It is for that reason that there will very likely be a financial settlement. Good news for the families involved – they can avoid the ten days of litigation and get on with their lives, after a very hard five-year fight. Bad news for the Irish rural population, as again there will be no precedent and it is guaranteed that the settlement will come with a gag order that will prohibit any of the families disclosing the details of the financial settlement. One would almost pray for a wealthy benefactor to compensate the families up front so that the ten days’ litigation could continue (assuming that the notoriously conservative High Court would hand down a decent damages award in the millions). Any friendly millionaires out there willing to step up to the plate?
The Law is my Oyster
We’re with Neil, in the hope that the plaintiffs persist all the way to trial and a reasoned judgment.

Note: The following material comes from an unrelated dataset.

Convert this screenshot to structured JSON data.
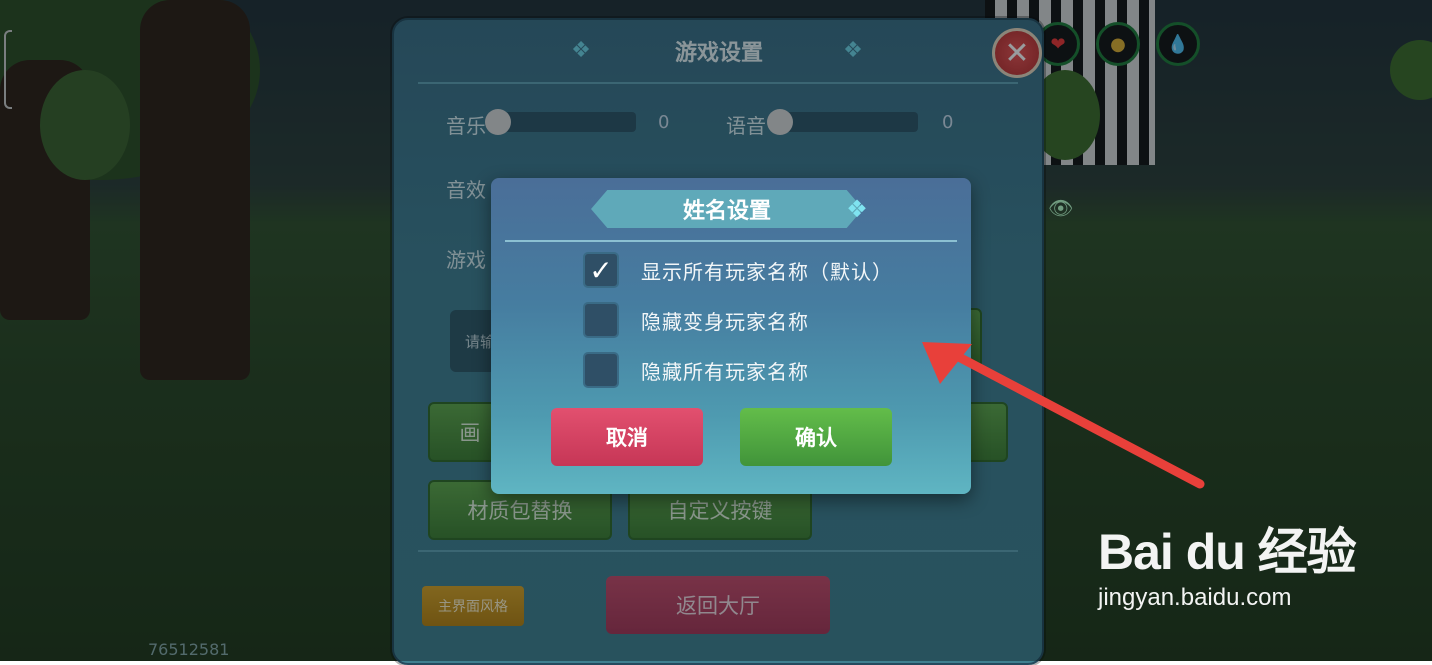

From what we hear from our Irish contacts, we understand that the plaintiffs have every intention of going all the way, if for no other reason than to see the wind industry finally held to account for the merciless and utterly pointless suffering that it so willingly inflicts. STT will keep you up to date as the matter proceeds and more detail comes to hand.
3 thoughts on “Wind Turbine Noise & Nuisance: Irish High Court Trial on Damages Set For April”
A win in this case will set a precedent
Lawyers the world over will be able to utilise this case for future claims and subsequent victories
We may be on the cusp of a turning point.
The demise of the windmills is surely near
A one off special case??? Not in my personal experience. It interesting that Enercon have admitted liability.
It was the infrasound noise pollution emissions from an Enercon E48 500kW industrial wind turdbine (down rated from 800kW) that drove my wife permanently out of our home over 7 months ago – only 2.5 weeks after it started operating at a distance of 3km (2 miles) from our home … She can’t come back – she’s now a homeless wind turbine refugee ;( I also know other people who are affected by the same turdbine.
I will soon get the opportunity to acquire the equipment to prove what I already know.
Now that my wife has been away from home constantly for over 6 months – in a wind turbine free area – she is feeling much better than she has been for a number of years. It is only with the passing of time does she now realise how much her health had deteriorated due to constant bombardment by wind farm infrasound noise pollution emissions over a period of 10 years.
Some ignorant greentards would argue that she suffered from the ‘nocebo’ effect. That argument is utter BS because we can’t see a single wind turdbine from our rural off grid home, yet she could still hear infrasound pollution from wind farms at least 25 miles away.
Reblogged this on Jaffer's blog.